EXTRACTED MATERIAL.
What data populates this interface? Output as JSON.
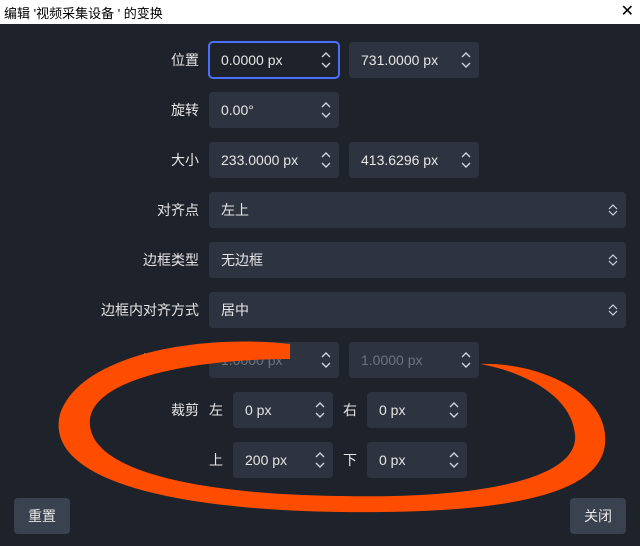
{
  "title": "编辑 '视频采集设备 ' 的变换",
  "labels": {
    "position": "位置",
    "rotation": "旋转",
    "size": "大小",
    "anchor": "对齐点",
    "boxType": "边框类型",
    "boxAlign": "边框内对齐方式",
    "boxSize": "边框大小",
    "crop": "裁剪",
    "left": "左",
    "right": "右",
    "top": "上",
    "bottom": "下"
  },
  "values": {
    "posX": "0.0000 px",
    "posY": "731.0000 px",
    "rotation": "0.00°",
    "sizeW": "233.0000 px",
    "sizeH": "413.6296 px",
    "anchor": "左上",
    "boxType": "无边框",
    "boxAlign": "居中",
    "boxW": "1.0000 px",
    "boxH": "1.0000 px",
    "cropLeft": "0 px",
    "cropRight": "0 px",
    "cropTop": "200 px",
    "cropBottom": "0 px"
  },
  "buttons": {
    "reset": "重置",
    "close": "关闭"
  },
  "closeGlyph": "✕"
}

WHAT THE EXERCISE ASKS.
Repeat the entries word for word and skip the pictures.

RESULT.
What data populates this interface? Output as JSON.
{
  "title": "编辑 '视频采集设备 ' 的变换",
  "labels": {
    "position": "位置",
    "rotation": "旋转",
    "size": "大小",
    "anchor": "对齐点",
    "boxType": "边框类型",
    "boxAlign": "边框内对齐方式",
    "boxSize": "边框大小",
    "crop": "裁剪",
    "left": "左",
    "right": "右",
    "top": "上",
    "bottom": "下"
  },
  "values": {
    "posX": "0.0000 px",
    "posY": "731.0000 px",
    "rotation": "0.00°",
    "sizeW": "233.0000 px",
    "sizeH": "413.6296 px",
    "anchor": "左上",
    "boxType": "无边框",
    "boxAlign": "居中",
    "boxW": "1.0000 px",
    "boxH": "1.0000 px",
    "cropLeft": "0 px",
    "cropRight": "0 px",
    "cropTop": "200 px",
    "cropBottom": "0 px"
  },
  "buttons": {
    "reset": "重置",
    "close": "关闭"
  },
  "closeGlyph": "✕"
}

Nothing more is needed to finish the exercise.